=== Prompt ===
Please write out every record below exactly as it stands.

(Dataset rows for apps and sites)
BEGIN

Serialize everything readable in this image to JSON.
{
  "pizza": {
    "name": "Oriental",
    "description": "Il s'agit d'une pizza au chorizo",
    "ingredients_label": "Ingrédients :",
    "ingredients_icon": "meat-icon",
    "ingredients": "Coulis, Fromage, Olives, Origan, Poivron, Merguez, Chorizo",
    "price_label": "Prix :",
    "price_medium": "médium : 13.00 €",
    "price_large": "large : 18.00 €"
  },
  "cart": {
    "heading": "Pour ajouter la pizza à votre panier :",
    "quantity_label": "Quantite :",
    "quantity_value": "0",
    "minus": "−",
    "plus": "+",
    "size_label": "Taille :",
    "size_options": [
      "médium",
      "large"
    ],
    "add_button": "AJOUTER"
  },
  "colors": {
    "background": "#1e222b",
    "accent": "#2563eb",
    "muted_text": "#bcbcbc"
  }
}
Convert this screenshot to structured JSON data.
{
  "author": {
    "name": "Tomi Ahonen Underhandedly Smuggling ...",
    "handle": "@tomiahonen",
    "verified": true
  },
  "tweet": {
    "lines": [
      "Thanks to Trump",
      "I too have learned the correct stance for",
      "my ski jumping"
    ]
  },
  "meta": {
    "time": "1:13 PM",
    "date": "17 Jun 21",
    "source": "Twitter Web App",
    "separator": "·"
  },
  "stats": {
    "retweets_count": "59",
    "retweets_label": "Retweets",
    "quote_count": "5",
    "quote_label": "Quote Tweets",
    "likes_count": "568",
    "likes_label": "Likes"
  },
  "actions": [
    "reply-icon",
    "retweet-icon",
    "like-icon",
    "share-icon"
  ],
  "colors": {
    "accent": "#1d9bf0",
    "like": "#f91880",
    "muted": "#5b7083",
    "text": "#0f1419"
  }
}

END

=== Output ===
Serialize everything readable in this image to JSON.
{
  "pizza": {
    "name": "Oriental",
    "description": "Il s'agit d'une pizza au chorizo",
    "ingredients_label": "Ingrédients :",
    "ingredients_icon": "meat-icon",
    "ingredients": "Coulis, Fromage, Olives, Origan, Poivron, Merguez, Chorizo",
    "price_label": "Prix :",
    "price_medium": "médium : 13.00 €",
    "price_large": "large : 18.00 €"
  },
  "cart": {
    "heading": "Pour ajouter la pizza à votre panier :",
    "quantity_label": "Quantite :",
    "quantity_value": "0",
    "minus": "−",
    "plus": "+",
    "size_label": "Taille :",
    "size_options": [
      "médium",
      "large"
    ],
    "add_button": "AJOUTER"
  },
  "colors": {
    "background": "#1e222b",
    "accent": "#2563eb",
    "muted_text": "#bcbcbc"
  }
}
Convert this screenshot to structured JSON data.
{
  "author": {
    "name": "Tomi Ahonen Underhandedly Smuggling ...",
    "handle": "@tomiahonen",
    "verified": true
  },
  "tweet": {
    "lines": [
      "Thanks to Trump",
      "I too have learned the correct stance for",
      "my ski jumping"
    ]
  },
  "meta": {
    "time": "1:13 PM",
    "date": "17 Jun 21",
    "source": "Twitter Web App",
    "separator": "·"
  },
  "stats": {
    "retweets_count": "59",
    "retweets_label": "Retweets",
    "quote_count": "5",
    "quote_label": "Quote Tweets",
    "likes_count": "568",
    "likes_label": "Likes"
  },
  "actions": [
    "reply-icon",
    "retweet-icon",
    "like-icon",
    "share-icon"
  ],
  "colors": {
    "accent": "#1d9bf0",
    "like": "#f91880",
    "muted": "#5b7083",
    "text": "#0f1419"
  }
}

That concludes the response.